Insultingly Stupid Movie Physics: Hollywood's Best Mistakes, Goofs and Flat-Out Destructions of the Basic Laws of the Universe

Front Cover
Sourcebooks, Inc., Nov 1, 2007 - Humor - 336 pages
2 Reviews
-Would the bus in Speed really have made that jump? -Could a Star Wars ship actually explode in space? -What really would have happened if you said "Honey, I shrunk the kids"? The companion book to the hit website (www.intuitor.com/moviephysics), which boasts more than 1 million visitors per year, Insultingly Stupid Movie Physics is a hilarious guide to the biggest mistakes, most outrageous assumptions, and the outright lunacy at work in Hollywood films that play with the rules of science. In this fascinating and funny guide, author Tom Rogers examines 20 different topics and shows how, when it comes to filmmaking, the rules of physics are flexible. Einsteins and film buffs alike will be educated and entertained by this wise and witty guide to science in Hollywood.
 

What people are saying - Write a review

LibraryThing Review

User Review  - woodge - LibraryThing

Apparently this guy Tom Rogers has got a very popular website where he deconstructs Hollywood physics illogic. But I found this book on a browsing expedition and snapped it up. It was a quick read and ... Read full review

User Review - Flag as inappropriate

From: http://www.sindark.com/2009/06/04/insultingly-stupid-movie-physics/
Tom Roger’s Insultingly Stupid Movie Physics teaches basic science principles in one of the most entertaining ways possible
: by illustrating the ways in which elements of popular Hollywood films are hopelessly out of line with the physical laws that exist in our universe. Topics covered include the laws of motion, gravitation, vehicles, the behaviour of weapons, relativity, extreme weather, space travel, and more.
While the book may seem whimsical, Rogers makes the important point that movies are a form of vicarious experience for people. For most of us, they have provided most of our ‘knowledge’ about firearms, knives, the extreme operation and destruction of vehicles, the destruction of buildings, etc. By consistently misrepresenting these things, films leave people ill-equipped to understand the phenomena in the real world.
In addition to this, Rogers’ book includes a detailed debunking of two conspiracy theories partially fuelled by a poor understanding of physics. In the first, he discusses the physics of the JFK assassination, in the context of the popular film. He argues that the official account is convincing for a number of reasons, and that the film has helped to entrench a serious misunderstanding in the minds of many Americans. The second conspiracy theory – that the World Trade Centre was destroyed using explosives planted inside – is similarly based in a bad understanding of physics, and similarly damaging in terms of the way in which it colours people’s thinking.
The kind of people who take delight in outsmarting the people who make movies will probably find this book very entertaining. Those trying to teach physics concepts may also find it useful as a mechanism for engaging people and having them explore ideas in an imaginative but realistic way.
 

Contents

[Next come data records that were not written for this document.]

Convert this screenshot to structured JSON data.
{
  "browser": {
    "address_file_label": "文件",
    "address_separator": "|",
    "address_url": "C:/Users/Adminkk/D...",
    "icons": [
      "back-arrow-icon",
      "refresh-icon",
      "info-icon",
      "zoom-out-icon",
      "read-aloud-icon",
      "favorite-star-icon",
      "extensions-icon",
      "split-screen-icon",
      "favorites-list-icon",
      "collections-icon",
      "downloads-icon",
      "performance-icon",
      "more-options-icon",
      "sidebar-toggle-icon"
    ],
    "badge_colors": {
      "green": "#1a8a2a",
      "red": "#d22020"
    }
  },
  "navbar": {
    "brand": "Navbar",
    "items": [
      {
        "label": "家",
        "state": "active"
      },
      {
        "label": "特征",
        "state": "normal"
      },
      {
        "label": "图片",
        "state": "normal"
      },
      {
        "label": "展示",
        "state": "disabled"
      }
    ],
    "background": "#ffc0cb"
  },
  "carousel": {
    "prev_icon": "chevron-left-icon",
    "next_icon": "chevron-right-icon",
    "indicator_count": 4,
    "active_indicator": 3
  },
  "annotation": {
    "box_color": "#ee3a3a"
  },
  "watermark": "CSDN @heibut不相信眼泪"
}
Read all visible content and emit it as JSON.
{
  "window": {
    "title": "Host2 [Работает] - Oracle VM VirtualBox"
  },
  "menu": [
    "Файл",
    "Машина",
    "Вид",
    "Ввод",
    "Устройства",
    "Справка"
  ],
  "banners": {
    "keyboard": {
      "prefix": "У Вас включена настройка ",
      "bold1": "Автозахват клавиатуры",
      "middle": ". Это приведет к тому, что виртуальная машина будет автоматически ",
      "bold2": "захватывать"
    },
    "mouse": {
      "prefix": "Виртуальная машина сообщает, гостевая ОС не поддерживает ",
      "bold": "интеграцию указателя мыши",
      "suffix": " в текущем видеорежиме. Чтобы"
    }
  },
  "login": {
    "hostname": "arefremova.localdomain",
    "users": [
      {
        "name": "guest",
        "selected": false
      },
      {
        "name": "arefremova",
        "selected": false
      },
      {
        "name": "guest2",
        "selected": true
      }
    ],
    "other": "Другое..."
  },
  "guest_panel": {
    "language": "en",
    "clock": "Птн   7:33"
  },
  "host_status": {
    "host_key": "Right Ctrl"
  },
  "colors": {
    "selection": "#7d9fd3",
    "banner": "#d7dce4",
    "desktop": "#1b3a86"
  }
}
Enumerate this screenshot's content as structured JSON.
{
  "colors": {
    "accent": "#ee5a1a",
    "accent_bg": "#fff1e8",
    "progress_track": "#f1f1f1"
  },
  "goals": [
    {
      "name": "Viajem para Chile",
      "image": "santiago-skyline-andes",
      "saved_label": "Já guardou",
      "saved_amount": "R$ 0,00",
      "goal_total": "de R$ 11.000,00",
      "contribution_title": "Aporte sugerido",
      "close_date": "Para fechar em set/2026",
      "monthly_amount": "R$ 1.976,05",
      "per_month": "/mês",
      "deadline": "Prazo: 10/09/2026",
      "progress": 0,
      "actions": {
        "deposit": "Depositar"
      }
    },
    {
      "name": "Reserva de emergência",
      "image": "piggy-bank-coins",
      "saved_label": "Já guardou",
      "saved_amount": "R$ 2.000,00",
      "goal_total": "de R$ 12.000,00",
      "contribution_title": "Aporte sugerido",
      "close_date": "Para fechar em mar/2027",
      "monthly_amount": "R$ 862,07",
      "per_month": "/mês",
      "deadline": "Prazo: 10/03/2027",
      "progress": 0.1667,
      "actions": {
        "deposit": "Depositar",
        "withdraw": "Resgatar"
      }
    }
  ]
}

The Noble Cause Striking a Blow for Decency in Movie Physics
1
Moviemaker Mathematics How Hollywood Shoots from the Hip
15
Conservation of Mass and Energy Is Anything Sacred?
33
Scaling Problems Big Bugs and Little People
51
Inertia and Newtons First Law Why Blowing Up Spacecraft is a Bad Idea
67
Newtons Third Law That Special Hollywood Touch
83
Creative Kinematics Explosive Entertainment
99
Hollywood Bombs How Filmmaker Physics Misses the Boat
117
Scenes with Real Gravity Celebrating Disasters with Happy Hollywood Endings
213
Scenes with Artificial Gravity The Good Bad and Ugly Space Stations
229
the Movie MerryGoRound How Filmmakers Create Ridiculous Spin
243
Hollywood Disasters Global Warming Tsunamis Tornadoes and Other Big Winds
259
The Moviemakers Cookbook Cigarettes as Lighters Exploding Cars Burning Bugs and Other Recipes for Foolishness
273
Wars versus Trek Forgiving versus Forgetting
287
AllTime Stupid Movie Physics Classics They Said the Physics Were Impossible
307
Notes
315

Leaping Logic Why Moviemakers Say How High When the Director Says Jump
133
Acceleration and Newtons Second Law How to Get Started Use the Brakes or Change Direction Hollywood Style
147
HighEnergy Films Nuclear Firecrackers Falling People and Cars as Weapons
163
Movie Momentum The Attractive Force of Glass RailGun Recoil and Cosmic Toyotas
179
JFK and Momentum Hollywoods Conspiracy to Assasinate History
195
Index
319
About the Author
326
Back Cover
327
Copyright

Other editions - View all

Common terms and phrases

Bibliographic information